▸ **THE TASK**:
All lines in the data bearing the string "JSON" should be identified and copied.

*** Opening of DATA EXCERPTS ***

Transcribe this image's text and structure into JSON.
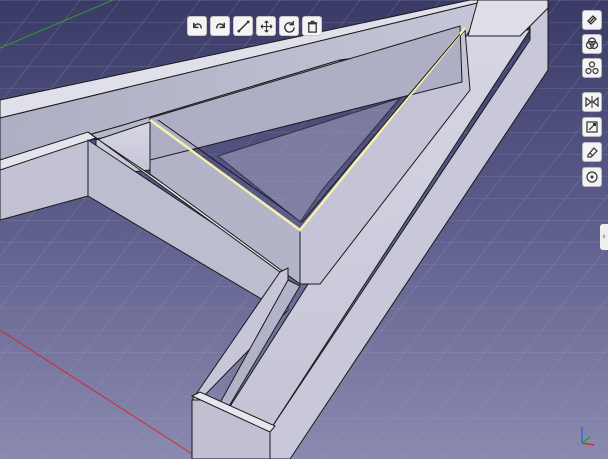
{
  "viewport": {
    "label": "3D view"
  },
  "toolbar": {
    "items": [
      "undo-icon",
      "redo-icon",
      "measure-icon",
      "move-icon",
      "rotate-icon",
      "delete-icon"
    ]
  },
  "nav": {
    "items": [
      "cube-face-icon",
      "boolean-icon",
      "pattern-icon"
    ]
  },
  "right_toolbar": {
    "items": [
      "mirror-icon",
      "sketch-icon",
      "eraser-icon",
      "point-icon"
    ]
  },
  "collapse_tab": {
    "label": "‹"
  },
  "colors": {
    "background_top": "#3a3a66",
    "background_bottom": "#8a8ab0",
    "model_face": "#c9c9d8",
    "model_edge": "#1a1a1a",
    "axis_x": "#d42a2a",
    "axis_y": "#2aa02a",
    "axis_z": "#2a6ad4",
    "selection": "#f5f0b0"
  }
}
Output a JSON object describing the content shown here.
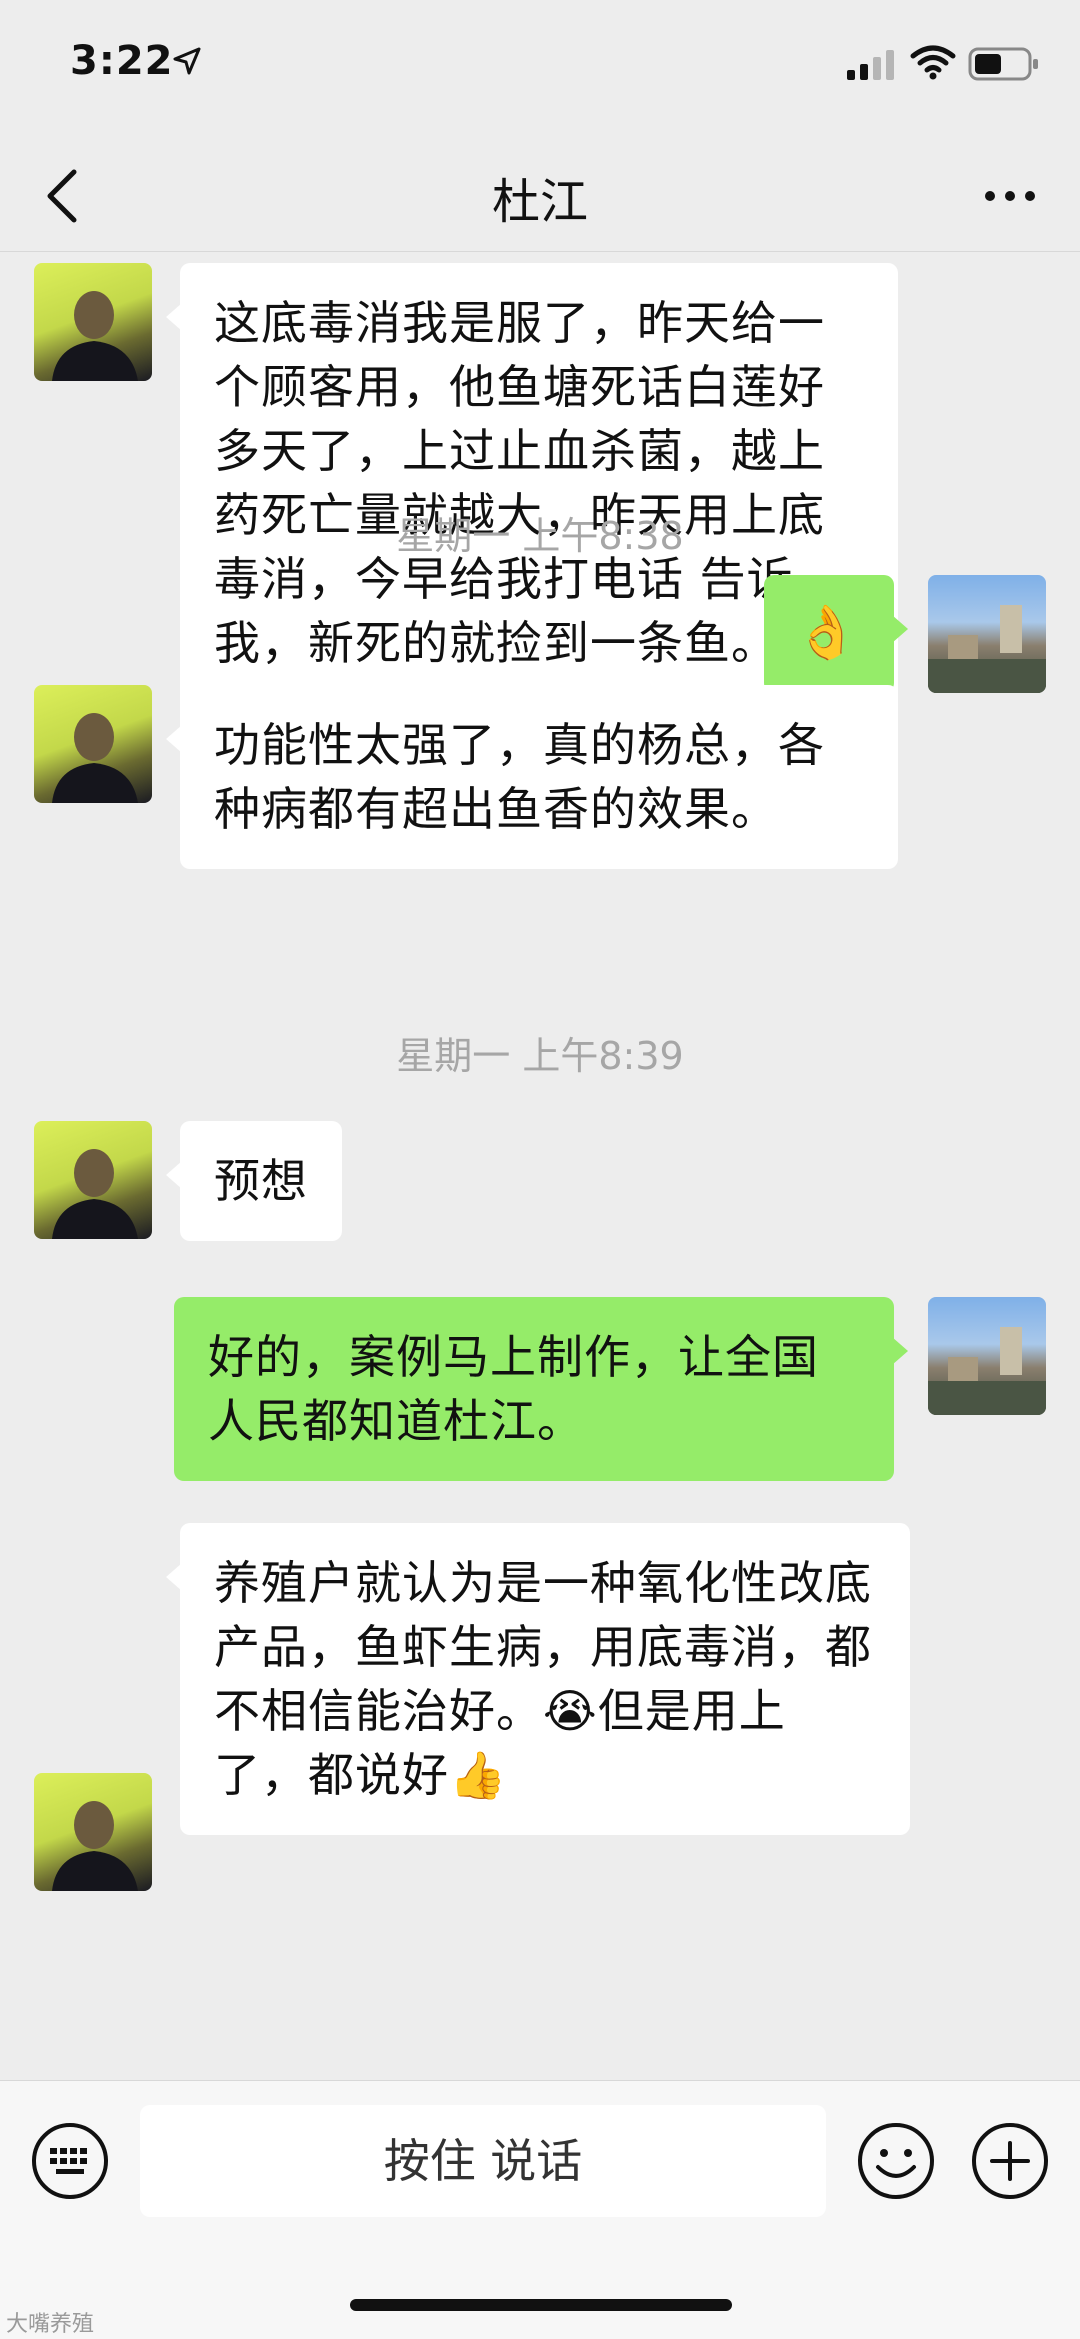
{
  "status_bar": {
    "time": "3:22",
    "icons": [
      "location-arrow-icon",
      "signal-icon",
      "wifi-icon",
      "battery-icon"
    ]
  },
  "nav": {
    "title": "杜江",
    "back_icon": "chevron-left-icon",
    "more_icon": "more-dots-icon"
  },
  "messages": [
    {
      "side": "in",
      "text": "这底毒消我是服了，昨天给一个顾客用，他鱼塘死话白莲好多天了，上过止血杀菌，越上药死亡量就越大，昨天用上底毒消，今早给我打电话 告诉我，新死的就捡到一条鱼。"
    },
    {
      "type": "time",
      "text": "星期一 上午8:38"
    },
    {
      "side": "out",
      "emoji": "👌"
    },
    {
      "side": "in",
      "text": "功能性太强了，真的杨总，各种病都有超出鱼香的效果。"
    },
    {
      "type": "time",
      "text": "星期一 上午8:39"
    },
    {
      "side": "in",
      "text": "预想"
    },
    {
      "side": "out",
      "text": "好的，案例马上制作，让全国人民都知道杜江。"
    },
    {
      "side": "in",
      "text": "养殖户就认为是一种氧化性改底产品，鱼虾生病，用底毒消，都不相信能治好。",
      "emoji_1": "😭",
      "text_2": "但是用上了，都说好",
      "emoji_2": "👍"
    }
  ],
  "input_bar": {
    "voice_label": "按住 说话",
    "left_icon": "keyboard-icon",
    "emoji_icon": "smiley-icon",
    "plus_icon": "plus-circle-icon"
  },
  "watermark": "大嘴养殖"
}
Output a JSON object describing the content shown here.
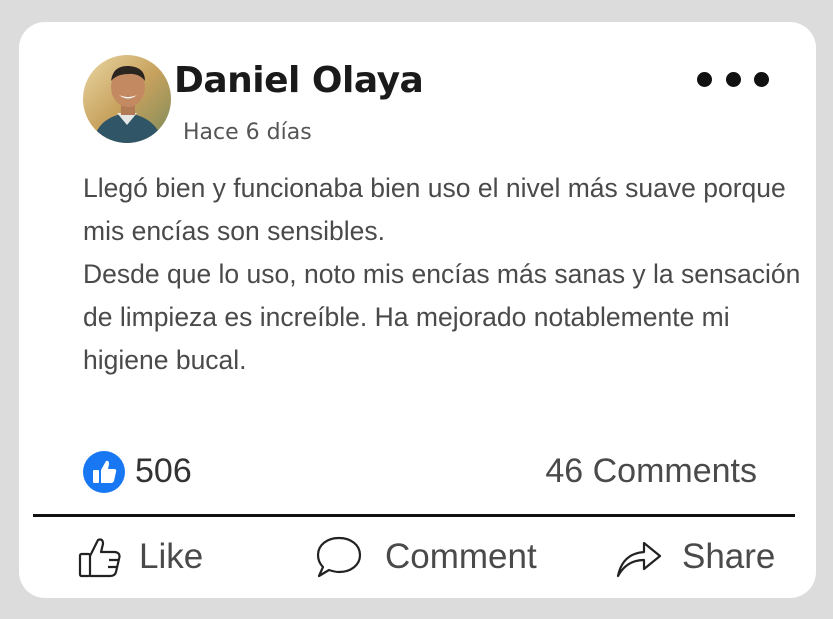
{
  "post": {
    "author_name": "Daniel Olaya",
    "timestamp": "Hace 6 días",
    "body_paragraphs": [
      "Llegó bien y funcionaba bien uso el nivel más suave porque mis encías son sensibles.",
      "Desde que lo uso, noto mis encías más sanas y la sensación de limpieza es increíble. Ha mejorado notablemente mi higiene bucal."
    ]
  },
  "reactions": {
    "like_count": "506",
    "comments_label": "46 Comments",
    "like_icon": "thumbs-up-badge-icon"
  },
  "actions": {
    "like_label": "Like",
    "comment_label": "Comment",
    "share_label": "Share"
  },
  "icons": {
    "menu": "more-dots-icon",
    "like": "thumbs-up-icon",
    "comment": "speech-bubble-icon",
    "share": "share-arrow-icon"
  },
  "colors": {
    "like_badge": "#1877f2",
    "text": "#4a4a4a",
    "author": "#1a1a1a"
  }
}
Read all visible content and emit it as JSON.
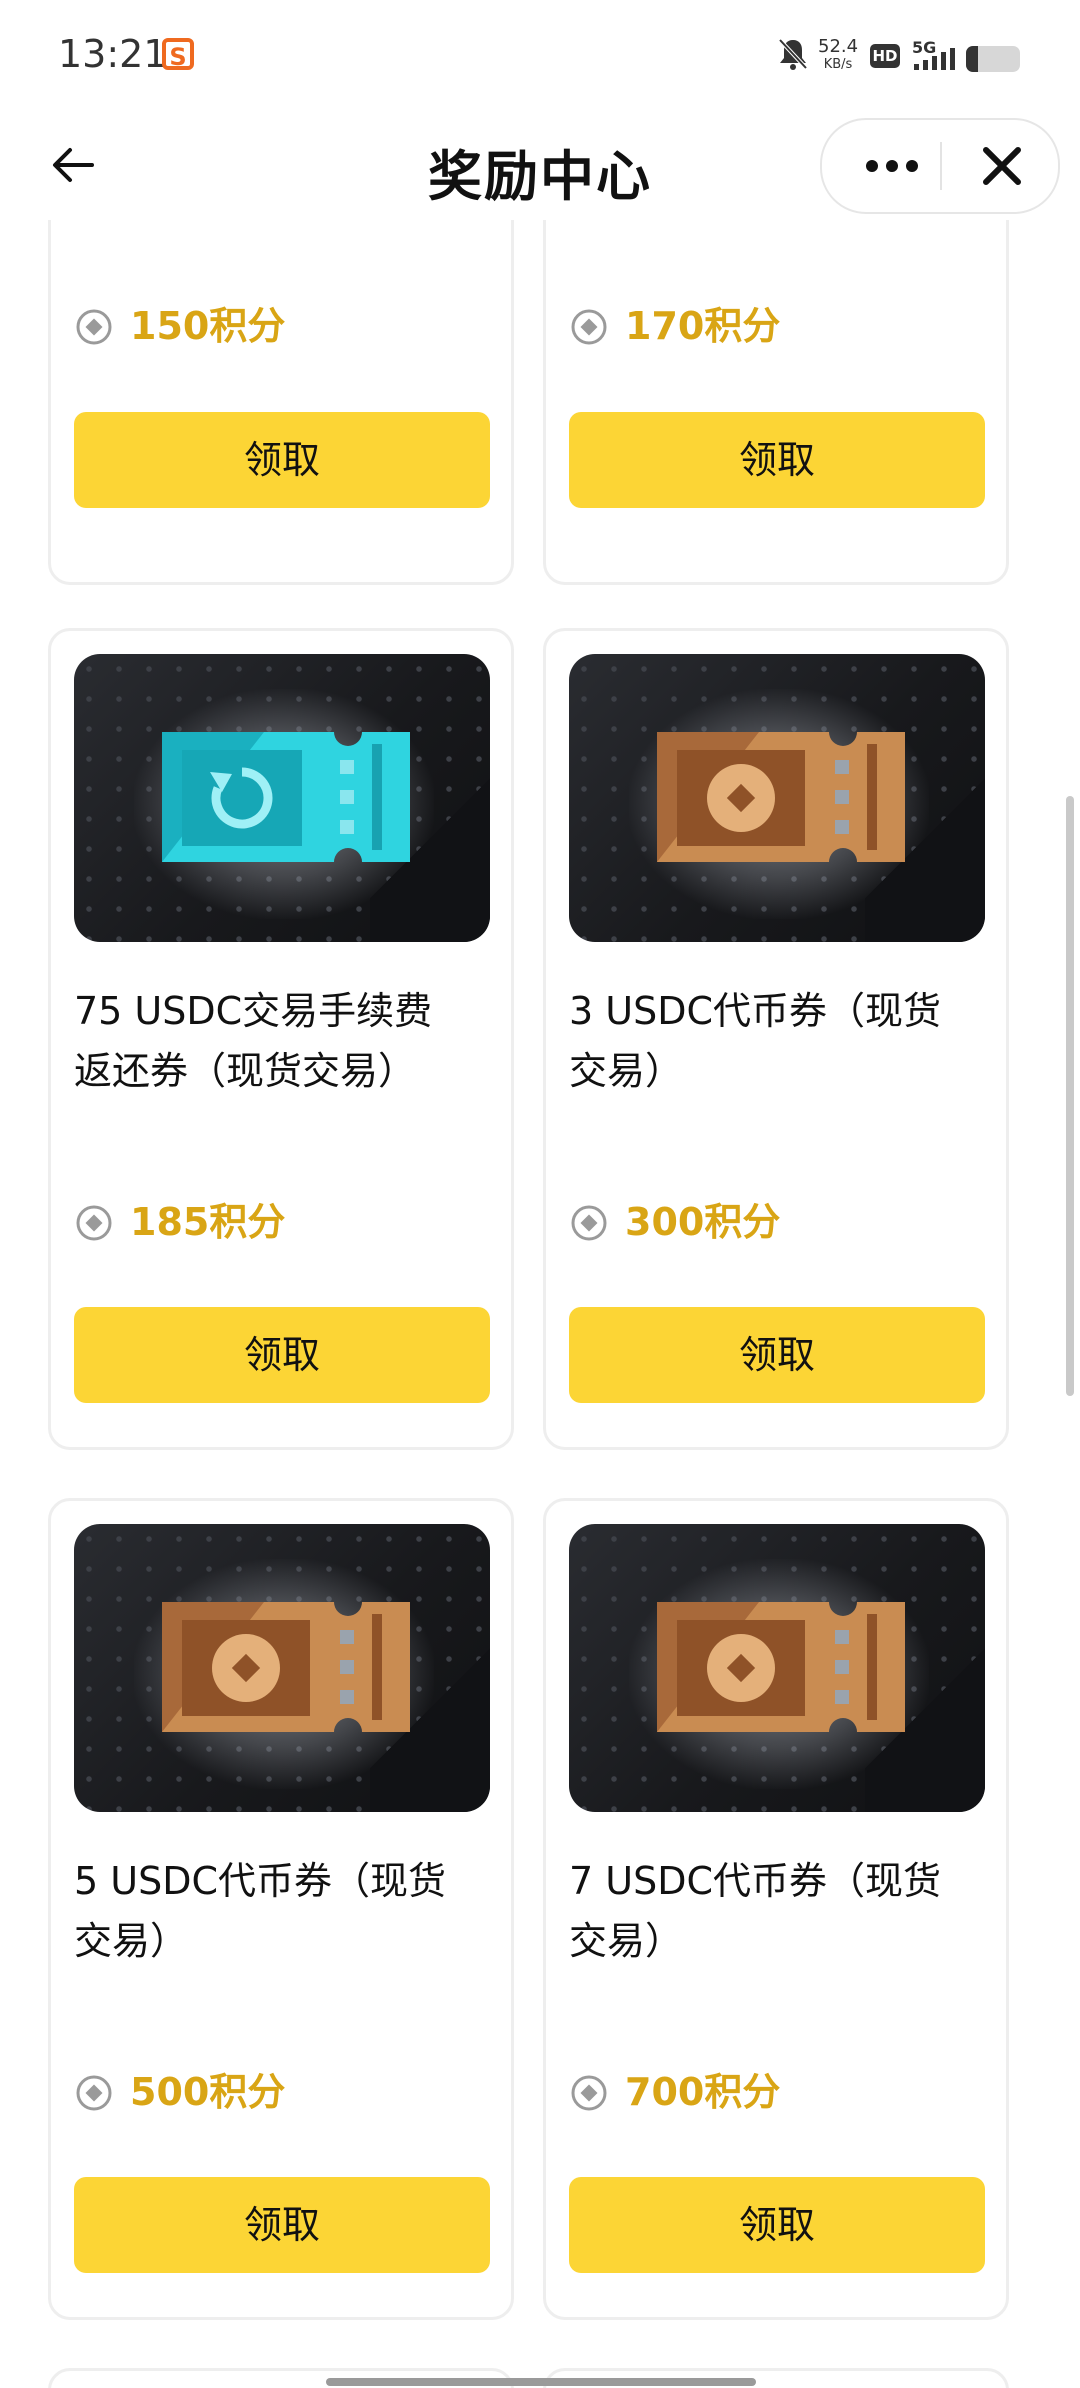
{
  "status_bar": {
    "time": "13:21",
    "app_badge": "S",
    "net_speed_value": "52.4",
    "net_speed_unit": "KB/s",
    "hd_label": "HD",
    "network": "5G",
    "battery_percent": 20,
    "icons": [
      "mute-bell-icon",
      "signal-icon",
      "battery-icon"
    ]
  },
  "header": {
    "title": "奖励中心",
    "back_icon": "arrow-left-icon",
    "more_icon": "more-dots-icon",
    "close_icon": "close-icon"
  },
  "colors": {
    "accent_button": "#fcd535",
    "points_text": "#d9a515",
    "card_border": "#eeeeee",
    "cyan_ticket": "#2fd4e0",
    "bronze_ticket": "#c98c52"
  },
  "cards": [
    {
      "title": "",
      "points": "150积分",
      "button": "领取",
      "icon": "points-coin-icon"
    },
    {
      "title": "",
      "points": "170积分",
      "button": "领取",
      "icon": "points-coin-icon"
    },
    {
      "title_line1": "75 USDC交易手续费",
      "title_line2": "返还券（现货交易）",
      "points": "185积分",
      "button": "领取",
      "image": "cyan-rebate-ticket-icon"
    },
    {
      "title_line1": "3 USDC代币券（现货",
      "title_line2": "交易）",
      "points": "300积分",
      "button": "领取",
      "image": "bronze-token-ticket-icon"
    },
    {
      "title_line1": "5 USDC代币券（现货",
      "title_line2": "交易）",
      "points": "500积分",
      "button": "领取",
      "image": "bronze-token-ticket-icon"
    },
    {
      "title_line1": "7 USDC代币券（现货",
      "title_line2": "交易）",
      "points": "700积分",
      "button": "领取",
      "image": "bronze-token-ticket-icon"
    }
  ]
}
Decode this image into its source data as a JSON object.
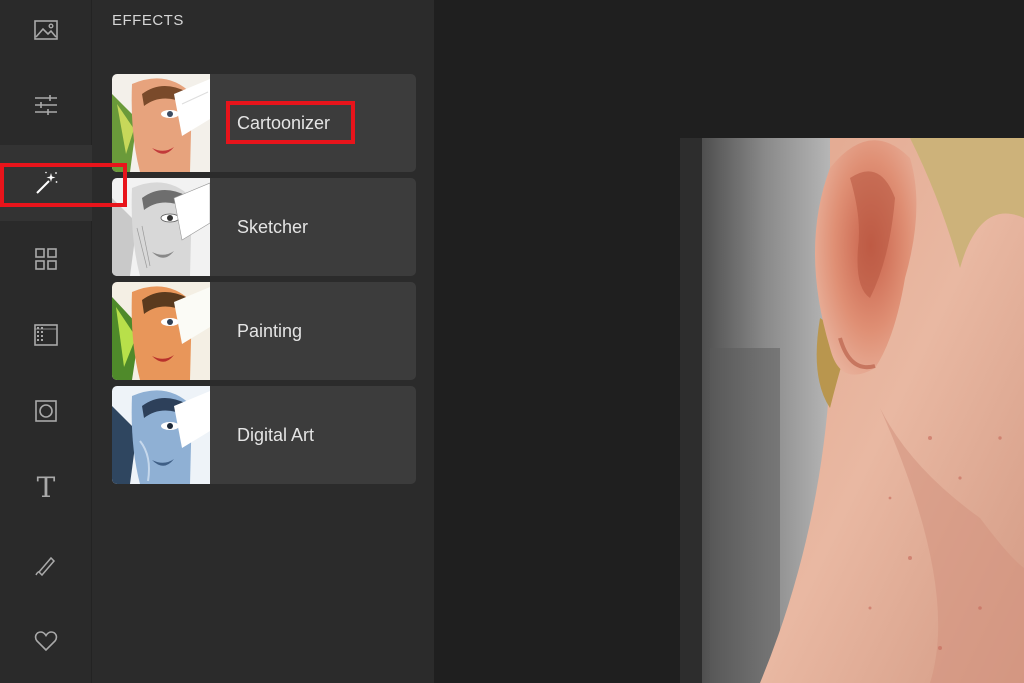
{
  "panel": {
    "title": "EFFECTS",
    "effects": [
      {
        "label": "Cartoonizer",
        "thumb_style": "cartoon"
      },
      {
        "label": "Sketcher",
        "thumb_style": "sketch"
      },
      {
        "label": "Painting",
        "thumb_style": "painting"
      },
      {
        "label": "Digital Art",
        "thumb_style": "digital"
      }
    ]
  },
  "toolbar": {
    "tools": [
      {
        "icon": "image-icon"
      },
      {
        "icon": "sliders-icon"
      },
      {
        "icon": "magic-wand-icon",
        "active": true
      },
      {
        "icon": "grid-icon"
      },
      {
        "icon": "texture-icon"
      },
      {
        "icon": "frame-icon"
      },
      {
        "icon": "text-icon",
        "glyph": "T"
      },
      {
        "icon": "brush-icon"
      },
      {
        "icon": "heart-icon"
      }
    ]
  },
  "colors": {
    "toolbar_bg": "#2a2a2a",
    "panel_bg": "#2b2b2b",
    "card_bg": "#3c3c3c",
    "canvas_bg": "#1f1f1f",
    "highlight": "#e8141b",
    "icon": "#a9a9a9"
  }
}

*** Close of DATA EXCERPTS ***

▸ **SOLUTION TO THE PROBLEM**:
Transcribe this image's text and structure into JSON.
Output a JSON object describing the content shown here.
Output a JSON object describing the content shown here.
Read all visible content and emit it as JSON.
Decode this image into its source data as a JSON object.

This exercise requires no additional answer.